For many cultures, red is a traditional wedding color. However, historically, you would only see a red wedding dress at an American wedding if the bride were about to marry Beetlejuice. While that’s no longer true today, red remains a bold choice of wedding dress color because it is associated with strong positive emotions, such as love and passion, but also negative ones, like caution and danger (also 🛑🚦 “stop,” which is the polar opposite of “I do”). Still, for a bold and passionate bride, a red wedding dress makes a powerful statement.
Pink is playful and childlike, just like your unique wedding entertainment ideas. Traditionally associated with young girls, pink has matured without losing its lighthearted quality. It’s also a great choice for the groom’s and groomsmen’s ties and cummerbunds since the color is now gender neutral (a fact that predates millennial pink by decades, as any 1980’s preppy or vice cop will tell you).
When it comes to edgy wedding dresses, there may be none edgier than selecting one in black. While some black wedding dresses are completely dark, many are only partially black. The remainder of the dress is typically a shade of white or grey. Regardless, it’s a striking choice because, while black is associated with funerals, it is also the color of elegant, formal events (i.e., black tie). For brides looking for a sophisticated, modern look, a black wedding dress may be the ideal solution.

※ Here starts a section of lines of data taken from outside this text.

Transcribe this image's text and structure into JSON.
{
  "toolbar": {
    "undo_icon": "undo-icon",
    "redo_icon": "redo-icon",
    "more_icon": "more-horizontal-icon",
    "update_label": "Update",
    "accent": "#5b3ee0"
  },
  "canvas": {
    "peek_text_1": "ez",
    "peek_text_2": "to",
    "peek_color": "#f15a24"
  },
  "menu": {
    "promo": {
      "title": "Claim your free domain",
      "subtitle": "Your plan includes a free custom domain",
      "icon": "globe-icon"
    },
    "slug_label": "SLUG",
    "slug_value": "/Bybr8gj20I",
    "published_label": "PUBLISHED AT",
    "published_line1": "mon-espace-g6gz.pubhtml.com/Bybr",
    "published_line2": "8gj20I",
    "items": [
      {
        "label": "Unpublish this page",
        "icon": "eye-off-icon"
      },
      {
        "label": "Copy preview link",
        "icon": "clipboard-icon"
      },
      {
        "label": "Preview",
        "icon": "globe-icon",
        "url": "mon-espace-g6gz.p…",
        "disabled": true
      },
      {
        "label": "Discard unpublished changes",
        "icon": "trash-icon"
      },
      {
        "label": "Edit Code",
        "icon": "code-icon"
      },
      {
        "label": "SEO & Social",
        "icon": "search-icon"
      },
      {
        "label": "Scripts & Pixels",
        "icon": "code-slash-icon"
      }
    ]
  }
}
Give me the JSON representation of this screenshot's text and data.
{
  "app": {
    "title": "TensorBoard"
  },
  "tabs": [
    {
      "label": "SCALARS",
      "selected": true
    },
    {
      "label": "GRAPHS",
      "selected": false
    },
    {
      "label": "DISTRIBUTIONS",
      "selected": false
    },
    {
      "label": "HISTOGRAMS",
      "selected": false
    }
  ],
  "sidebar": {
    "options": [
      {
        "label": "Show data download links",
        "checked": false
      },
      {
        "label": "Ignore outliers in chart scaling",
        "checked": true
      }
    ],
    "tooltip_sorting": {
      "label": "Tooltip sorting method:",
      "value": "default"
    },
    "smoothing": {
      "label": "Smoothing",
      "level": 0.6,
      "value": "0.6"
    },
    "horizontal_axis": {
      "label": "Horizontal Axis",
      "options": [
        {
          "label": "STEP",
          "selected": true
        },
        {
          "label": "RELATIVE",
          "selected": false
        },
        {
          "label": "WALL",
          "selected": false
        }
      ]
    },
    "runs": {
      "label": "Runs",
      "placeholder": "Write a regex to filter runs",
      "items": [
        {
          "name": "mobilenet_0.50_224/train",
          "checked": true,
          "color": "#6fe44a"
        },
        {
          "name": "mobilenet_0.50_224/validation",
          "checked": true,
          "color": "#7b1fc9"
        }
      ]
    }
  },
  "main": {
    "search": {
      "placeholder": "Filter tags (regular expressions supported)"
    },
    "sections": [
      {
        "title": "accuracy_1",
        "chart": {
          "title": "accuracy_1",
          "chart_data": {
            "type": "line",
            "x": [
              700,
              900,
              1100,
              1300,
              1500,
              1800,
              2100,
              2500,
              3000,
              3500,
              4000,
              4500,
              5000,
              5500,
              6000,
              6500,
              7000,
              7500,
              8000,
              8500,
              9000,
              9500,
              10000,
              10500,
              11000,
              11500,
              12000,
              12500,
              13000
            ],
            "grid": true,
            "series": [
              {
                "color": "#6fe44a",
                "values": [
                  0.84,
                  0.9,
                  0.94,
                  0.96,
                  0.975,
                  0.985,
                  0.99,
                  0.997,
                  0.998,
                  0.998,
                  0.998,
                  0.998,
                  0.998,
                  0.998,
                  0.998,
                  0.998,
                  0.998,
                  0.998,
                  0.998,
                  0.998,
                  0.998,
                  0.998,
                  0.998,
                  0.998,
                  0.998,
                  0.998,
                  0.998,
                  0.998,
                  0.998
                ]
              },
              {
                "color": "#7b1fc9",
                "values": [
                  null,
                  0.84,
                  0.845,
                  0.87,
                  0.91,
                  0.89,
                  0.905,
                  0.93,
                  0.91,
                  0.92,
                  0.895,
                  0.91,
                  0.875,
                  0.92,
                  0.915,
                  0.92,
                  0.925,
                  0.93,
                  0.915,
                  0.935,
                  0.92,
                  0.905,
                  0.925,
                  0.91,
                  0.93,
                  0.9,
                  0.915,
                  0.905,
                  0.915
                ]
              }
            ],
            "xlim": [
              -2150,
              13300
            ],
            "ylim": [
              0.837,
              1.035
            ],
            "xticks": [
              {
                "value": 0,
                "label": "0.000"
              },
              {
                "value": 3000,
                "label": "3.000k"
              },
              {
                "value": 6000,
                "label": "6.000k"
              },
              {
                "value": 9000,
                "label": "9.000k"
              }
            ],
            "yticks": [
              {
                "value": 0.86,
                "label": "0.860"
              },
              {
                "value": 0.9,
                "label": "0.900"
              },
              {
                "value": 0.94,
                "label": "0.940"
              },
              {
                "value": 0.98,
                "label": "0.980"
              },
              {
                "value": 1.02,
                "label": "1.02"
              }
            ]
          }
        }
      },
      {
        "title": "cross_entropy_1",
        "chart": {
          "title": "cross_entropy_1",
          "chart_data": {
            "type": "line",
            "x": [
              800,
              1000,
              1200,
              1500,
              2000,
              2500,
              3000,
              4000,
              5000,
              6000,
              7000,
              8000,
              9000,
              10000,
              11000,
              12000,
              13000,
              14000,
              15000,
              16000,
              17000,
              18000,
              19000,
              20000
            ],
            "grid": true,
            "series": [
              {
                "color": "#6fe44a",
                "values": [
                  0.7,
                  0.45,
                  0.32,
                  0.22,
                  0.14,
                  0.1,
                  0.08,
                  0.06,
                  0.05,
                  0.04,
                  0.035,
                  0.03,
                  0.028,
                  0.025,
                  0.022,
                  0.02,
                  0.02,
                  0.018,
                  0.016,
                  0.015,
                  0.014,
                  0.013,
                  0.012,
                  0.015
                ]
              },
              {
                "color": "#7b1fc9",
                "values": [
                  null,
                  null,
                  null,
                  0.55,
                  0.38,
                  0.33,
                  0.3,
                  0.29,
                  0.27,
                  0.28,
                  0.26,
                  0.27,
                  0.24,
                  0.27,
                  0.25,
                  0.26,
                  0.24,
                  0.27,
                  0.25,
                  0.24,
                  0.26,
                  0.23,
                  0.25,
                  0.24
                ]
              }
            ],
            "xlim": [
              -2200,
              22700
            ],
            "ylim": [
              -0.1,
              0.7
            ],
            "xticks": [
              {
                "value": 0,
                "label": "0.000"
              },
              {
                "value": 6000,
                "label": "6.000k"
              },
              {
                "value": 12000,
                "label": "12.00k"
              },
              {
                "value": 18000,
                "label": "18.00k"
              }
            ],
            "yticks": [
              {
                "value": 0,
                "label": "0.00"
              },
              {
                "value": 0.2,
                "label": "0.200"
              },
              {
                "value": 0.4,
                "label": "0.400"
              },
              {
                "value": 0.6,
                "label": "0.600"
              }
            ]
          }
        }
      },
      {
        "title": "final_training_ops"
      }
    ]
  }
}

Alternative wedding dresses
It turns out that some of the best “unusual wedding dresses” aren’t dresses at all. Once upon a time, if a disco ball was near, the fashion landscape was filled with sweaty herds of psychedelic colored, paisley designed, polyester jumpsuits. Gradually, these herds thinned, and their clothing became the mainstay of consignment store discount bins.
However, after enough time passed, fashion did what it always does, rescue and revitalize a forgotten style. No longer constructed of impermeable woven plastic, today’s designers create jumpsuits using natural fabrics.
As fun and fashionable wedding jumpsuits gain popularity, we inch closer to designer Geoffrey Beene’s 1980s prediction that “the jumpsuit is the ballgown of the next century.”
If jumpsuits aren’t your thing (or you just don’t want to deal with the bathroom struggle on your wedding day), then a bridal suit may be the answer. Simultaneously stylish and relaxed, you can find a wedding suit to fit any style, from wide-legged bohemian to thinly tapered modern.
Sheer wedding dresses are a growing trend for (very) confident brides. Whether you opt for an outfit with a few peek-a-boo panels or an almost completely transparent gown, these sexy, unconventional wedding dresses are sure to turn heads as you walk down the aisle.
If you like the idea of edgy wedding dresses but dislike the thought of your grandmothers and aunts critiquing your lingerie, consider an illusion wedding dress instead. These lacy gowns are constructed of fabric matching your skin tone and covered with a sheer top layer that provides (some) modesty while maintaining the raciness of a sheer dress.
A mini is any dress where the hem hits above the knee. Once taboo at formal events, today minis are extremely popular alternative wedding dresses. However, we understand if above the knee seems just a little too mini. Instead, consider a midi dress where the length lands anywhere from below the knee to mid-calf.
As styles evolve and non traditional wedding dresses become traditional, the most important factor becomes seeing the bride’s personality in their dress. At DFW Celebrations, we can’t wait to see your choice of wedding dress and look forward to hosting your event. To discover how we can help make your wedding wonderful, please contact us here and schedule a tour of our Dallas wedding venues.